*** Opening SUPPLIED DATA ***
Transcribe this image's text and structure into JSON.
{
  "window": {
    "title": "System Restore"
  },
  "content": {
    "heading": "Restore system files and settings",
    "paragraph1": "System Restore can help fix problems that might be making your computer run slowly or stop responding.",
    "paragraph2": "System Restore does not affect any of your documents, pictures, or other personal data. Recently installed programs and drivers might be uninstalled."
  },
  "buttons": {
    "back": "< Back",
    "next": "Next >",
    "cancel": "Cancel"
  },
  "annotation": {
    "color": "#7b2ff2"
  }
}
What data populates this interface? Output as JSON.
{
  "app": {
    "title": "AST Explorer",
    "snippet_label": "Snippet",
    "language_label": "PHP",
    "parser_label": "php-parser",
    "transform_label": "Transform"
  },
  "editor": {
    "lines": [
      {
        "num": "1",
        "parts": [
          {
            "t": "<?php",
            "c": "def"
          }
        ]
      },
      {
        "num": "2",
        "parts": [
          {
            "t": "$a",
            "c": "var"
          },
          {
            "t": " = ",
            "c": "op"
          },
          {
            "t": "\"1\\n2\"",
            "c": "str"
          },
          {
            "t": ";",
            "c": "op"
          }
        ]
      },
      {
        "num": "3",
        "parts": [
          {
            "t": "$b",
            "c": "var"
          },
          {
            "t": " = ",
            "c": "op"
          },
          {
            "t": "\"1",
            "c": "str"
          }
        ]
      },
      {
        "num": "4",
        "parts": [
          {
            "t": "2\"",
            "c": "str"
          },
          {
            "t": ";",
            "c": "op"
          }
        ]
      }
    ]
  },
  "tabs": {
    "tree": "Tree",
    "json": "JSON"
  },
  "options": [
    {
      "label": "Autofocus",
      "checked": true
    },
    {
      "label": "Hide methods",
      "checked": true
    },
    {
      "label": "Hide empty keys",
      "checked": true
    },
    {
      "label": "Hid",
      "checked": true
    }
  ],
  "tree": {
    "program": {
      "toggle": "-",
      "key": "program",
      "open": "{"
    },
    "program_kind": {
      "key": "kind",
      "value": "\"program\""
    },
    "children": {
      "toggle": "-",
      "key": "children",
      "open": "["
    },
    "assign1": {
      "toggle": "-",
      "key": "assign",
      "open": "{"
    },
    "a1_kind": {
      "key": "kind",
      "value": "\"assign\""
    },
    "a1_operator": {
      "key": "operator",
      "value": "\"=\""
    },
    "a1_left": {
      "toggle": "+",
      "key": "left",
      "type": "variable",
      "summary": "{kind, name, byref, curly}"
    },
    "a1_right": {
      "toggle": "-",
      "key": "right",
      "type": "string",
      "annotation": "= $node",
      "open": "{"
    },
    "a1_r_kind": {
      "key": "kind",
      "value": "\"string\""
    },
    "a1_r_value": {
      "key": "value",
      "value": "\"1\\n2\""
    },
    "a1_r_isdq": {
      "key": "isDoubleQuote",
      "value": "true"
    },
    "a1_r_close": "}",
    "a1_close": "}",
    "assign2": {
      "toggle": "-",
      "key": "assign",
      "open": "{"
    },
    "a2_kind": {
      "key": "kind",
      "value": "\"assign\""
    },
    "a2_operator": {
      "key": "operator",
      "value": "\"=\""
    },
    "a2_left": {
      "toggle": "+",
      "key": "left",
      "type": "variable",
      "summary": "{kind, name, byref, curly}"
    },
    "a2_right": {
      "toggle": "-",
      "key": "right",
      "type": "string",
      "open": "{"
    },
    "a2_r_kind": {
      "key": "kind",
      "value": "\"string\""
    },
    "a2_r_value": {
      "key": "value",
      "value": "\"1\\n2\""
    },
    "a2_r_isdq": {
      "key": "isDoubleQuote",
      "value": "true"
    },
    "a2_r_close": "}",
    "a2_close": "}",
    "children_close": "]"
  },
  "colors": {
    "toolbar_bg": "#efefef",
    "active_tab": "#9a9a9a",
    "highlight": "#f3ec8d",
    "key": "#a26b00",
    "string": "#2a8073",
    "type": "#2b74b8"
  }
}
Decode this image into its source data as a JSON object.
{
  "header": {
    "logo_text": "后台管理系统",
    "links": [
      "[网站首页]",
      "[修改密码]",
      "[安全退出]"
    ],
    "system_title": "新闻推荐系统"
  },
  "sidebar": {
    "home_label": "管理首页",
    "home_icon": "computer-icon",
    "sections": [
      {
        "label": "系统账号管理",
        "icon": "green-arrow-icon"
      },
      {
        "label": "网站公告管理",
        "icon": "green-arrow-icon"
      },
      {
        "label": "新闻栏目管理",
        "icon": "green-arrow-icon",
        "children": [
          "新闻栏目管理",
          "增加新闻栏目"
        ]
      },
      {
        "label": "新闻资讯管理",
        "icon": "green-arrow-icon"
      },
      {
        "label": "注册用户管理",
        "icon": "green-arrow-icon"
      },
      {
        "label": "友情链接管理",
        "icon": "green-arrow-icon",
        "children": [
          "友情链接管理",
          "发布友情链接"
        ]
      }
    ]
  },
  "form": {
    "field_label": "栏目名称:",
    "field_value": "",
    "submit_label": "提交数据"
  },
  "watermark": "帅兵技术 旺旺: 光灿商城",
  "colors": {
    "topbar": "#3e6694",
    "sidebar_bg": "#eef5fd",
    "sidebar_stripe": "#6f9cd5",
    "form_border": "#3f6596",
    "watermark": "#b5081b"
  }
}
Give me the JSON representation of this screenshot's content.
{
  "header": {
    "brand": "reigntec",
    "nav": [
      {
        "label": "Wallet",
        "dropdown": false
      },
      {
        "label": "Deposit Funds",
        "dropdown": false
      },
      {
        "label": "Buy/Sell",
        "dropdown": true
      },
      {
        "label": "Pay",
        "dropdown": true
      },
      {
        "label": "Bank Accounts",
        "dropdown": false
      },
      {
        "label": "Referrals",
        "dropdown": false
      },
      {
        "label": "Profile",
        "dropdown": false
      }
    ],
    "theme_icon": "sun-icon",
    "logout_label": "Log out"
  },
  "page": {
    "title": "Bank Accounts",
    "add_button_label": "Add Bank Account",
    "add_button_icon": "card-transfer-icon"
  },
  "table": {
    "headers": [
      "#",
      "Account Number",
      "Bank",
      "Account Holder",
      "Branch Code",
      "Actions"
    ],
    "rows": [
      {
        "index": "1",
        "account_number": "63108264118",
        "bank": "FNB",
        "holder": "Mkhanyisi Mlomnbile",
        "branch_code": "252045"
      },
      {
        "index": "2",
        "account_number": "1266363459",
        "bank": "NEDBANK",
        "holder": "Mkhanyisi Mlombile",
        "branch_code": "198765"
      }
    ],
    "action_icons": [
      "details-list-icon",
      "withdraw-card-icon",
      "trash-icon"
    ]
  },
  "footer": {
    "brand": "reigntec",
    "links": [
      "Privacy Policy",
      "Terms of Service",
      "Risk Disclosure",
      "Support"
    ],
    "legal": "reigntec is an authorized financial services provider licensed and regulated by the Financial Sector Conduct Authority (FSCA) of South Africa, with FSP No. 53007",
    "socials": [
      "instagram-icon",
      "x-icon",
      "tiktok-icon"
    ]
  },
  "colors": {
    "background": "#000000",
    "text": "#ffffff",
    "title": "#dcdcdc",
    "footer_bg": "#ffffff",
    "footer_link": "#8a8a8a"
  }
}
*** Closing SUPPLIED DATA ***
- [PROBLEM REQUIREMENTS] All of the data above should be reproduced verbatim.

- [ANSWER]
Transcribe this image's text and structure into JSON.
{
  "window": {
    "title": "System Restore"
  },
  "content": {
    "heading": "Restore system files and settings",
    "paragraph1": "System Restore can help fix problems that might be making your computer run slowly or stop responding.",
    "paragraph2": "System Restore does not affect any of your documents, pictures, or other personal data. Recently installed programs and drivers might be uninstalled."
  },
  "buttons": {
    "back": "< Back",
    "next": "Next >",
    "cancel": "Cancel"
  },
  "annotation": {
    "color": "#7b2ff2"
  }
}
What data populates this interface? Output as JSON.
{
  "app": {
    "title": "AST Explorer",
    "snippet_label": "Snippet",
    "language_label": "PHP",
    "parser_label": "php-parser",
    "transform_label": "Transform"
  },
  "editor": {
    "lines": [
      {
        "num": "1",
        "parts": [
          {
            "t": "<?php",
            "c": "def"
          }
        ]
      },
      {
        "num": "2",
        "parts": [
          {
            "t": "$a",
            "c": "var"
          },
          {
            "t": " = ",
            "c": "op"
          },
          {
            "t": "\"1\\n2\"",
            "c": "str"
          },
          {
            "t": ";",
            "c": "op"
          }
        ]
      },
      {
        "num": "3",
        "parts": [
          {
            "t": "$b",
            "c": "var"
          },
          {
            "t": " = ",
            "c": "op"
          },
          {
            "t": "\"1",
            "c": "str"
          }
        ]
      },
      {
        "num": "4",
        "parts": [
          {
            "t": "2\"",
            "c": "str"
          },
          {
            "t": ";",
            "c": "op"
          }
        ]
      }
    ]
  },
  "tabs": {
    "tree": "Tree",
    "json": "JSON"
  },
  "options": [
    {
      "label": "Autofocus",
      "checked": true
    },
    {
      "label": "Hide methods",
      "checked": true
    },
    {
      "label": "Hide empty keys",
      "checked": true
    },
    {
      "label": "Hid",
      "checked": true
    }
  ],
  "tree": {
    "program": {
      "toggle": "-",
      "key": "program",
      "open": "{"
    },
    "program_kind": {
      "key": "kind",
      "value": "\"program\""
    },
    "children": {
      "toggle": "-",
      "key": "children",
      "open": "["
    },
    "assign1": {
      "toggle": "-",
      "key": "assign",
      "open": "{"
    },
    "a1_kind": {
      "key": "kind",
      "value": "\"assign\""
    },
    "a1_operator": {
      "key": "operator",
      "value": "\"=\""
    },
    "a1_left": {
      "toggle": "+",
      "key": "left",
      "type": "variable",
      "summary": "{kind, name, byref, curly}"
    },
    "a1_right": {
      "toggle": "-",
      "key": "right",
      "type": "string",
      "annotation": "= $node",
      "open": "{"
    },
    "a1_r_kind": {
      "key": "kind",
      "value": "\"string\""
    },
    "a1_r_value": {
      "key": "value",
      "value": "\"1\\n2\""
    },
    "a1_r_isdq": {
      "key": "isDoubleQuote",
      "value": "true"
    },
    "a1_r_close": "}",
    "a1_close": "}",
    "assign2": {
      "toggle": "-",
      "key": "assign",
      "open": "{"
    },
    "a2_kind": {
      "key": "kind",
      "value": "\"assign\""
    },
    "a2_operator": {
      "key": "operator",
      "value": "\"=\""
    },
    "a2_left": {
      "toggle": "+",
      "key": "left",
      "type": "variable",
      "summary": "{kind, name, byref, curly}"
    },
    "a2_right": {
      "toggle": "-",
      "key": "right",
      "type": "string",
      "open": "{"
    },
    "a2_r_kind": {
      "key": "kind",
      "value": "\"string\""
    },
    "a2_r_value": {
      "key": "value",
      "value": "\"1\\n2\""
    },
    "a2_r_isdq": {
      "key": "isDoubleQuote",
      "value": "true"
    },
    "a2_r_close": "}",
    "a2_close": "}",
    "children_close": "]"
  },
  "colors": {
    "toolbar_bg": "#efefef",
    "active_tab": "#9a9a9a",
    "highlight": "#f3ec8d",
    "key": "#a26b00",
    "string": "#2a8073",
    "type": "#2b74b8"
  }
}
Decode this image into its source data as a JSON object.
{
  "header": {
    "logo_text": "后台管理系统",
    "links": [
      "[网站首页]",
      "[修改密码]",
      "[安全退出]"
    ],
    "system_title": "新闻推荐系统"
  },
  "sidebar": {
    "home_label": "管理首页",
    "home_icon": "computer-icon",
    "sections": [
      {
        "label": "系统账号管理",
        "icon": "green-arrow-icon"
      },
      {
        "label": "网站公告管理",
        "icon": "green-arrow-icon"
      },
      {
        "label": "新闻栏目管理",
        "icon": "green-arrow-icon",
        "children": [
          "新闻栏目管理",
          "增加新闻栏目"
        ]
      },
      {
        "label": "新闻资讯管理",
        "icon": "green-arrow-icon"
      },
      {
        "label": "注册用户管理",
        "icon": "green-arrow-icon"
      },
      {
        "label": "友情链接管理",
        "icon": "green-arrow-icon",
        "children": [
          "友情链接管理",
          "发布友情链接"
        ]
      }
    ]
  },
  "form": {
    "field_label": "栏目名称:",
    "field_value": "",
    "submit_label": "提交数据"
  },
  "watermark": "帅兵技术 旺旺: 光灿商城",
  "colors": {
    "topbar": "#3e6694",
    "sidebar_bg": "#eef5fd",
    "sidebar_stripe": "#6f9cd5",
    "form_border": "#3f6596",
    "watermark": "#b5081b"
  }
}
Give me the JSON representation of this screenshot's content.
{
  "header": {
    "brand": "reigntec",
    "nav": [
      {
        "label": "Wallet",
        "dropdown": false
      },
      {
        "label": "Deposit Funds",
        "dropdown": false
      },
      {
        "label": "Buy/Sell",
        "dropdown": true
      },
      {
        "label": "Pay",
        "dropdown": true
      },
      {
        "label": "Bank Accounts",
        "dropdown": false
      },
      {
        "label": "Referrals",
        "dropdown": false
      },
      {
        "label": "Profile",
        "dropdown": false
      }
    ],
    "theme_icon": "sun-icon",
    "logout_label": "Log out"
  },
  "page": {
    "title": "Bank Accounts",
    "add_button_label": "Add Bank Account",
    "add_button_icon": "card-transfer-icon"
  },
  "table": {
    "headers": [
      "#",
      "Account Number",
      "Bank",
      "Account Holder",
      "Branch Code",
      "Actions"
    ],
    "rows": [
      {
        "index": "1",
        "account_number": "63108264118",
        "bank": "FNB",
        "holder": "Mkhanyisi Mlomnbile",
        "branch_code": "252045"
      },
      {
        "index": "2",
        "account_number": "1266363459",
        "bank": "NEDBANK",
        "holder": "Mkhanyisi Mlombile",
        "branch_code": "198765"
      }
    ],
    "action_icons": [
      "details-list-icon",
      "withdraw-card-icon",
      "trash-icon"
    ]
  },
  "footer": {
    "brand": "reigntec",
    "links": [
      "Privacy Policy",
      "Terms of Service",
      "Risk Disclosure",
      "Support"
    ],
    "legal": "reigntec is an authorized financial services provider licensed and regulated by the Financial Sector Conduct Authority (FSCA) of South Africa, with FSP No. 53007",
    "socials": [
      "instagram-icon",
      "x-icon",
      "tiktok-icon"
    ]
  },
  "colors": {
    "background": "#000000",
    "text": "#ffffff",
    "title": "#dcdcdc",
    "footer_bg": "#ffffff",
    "footer_link": "#8a8a8a"
  }
}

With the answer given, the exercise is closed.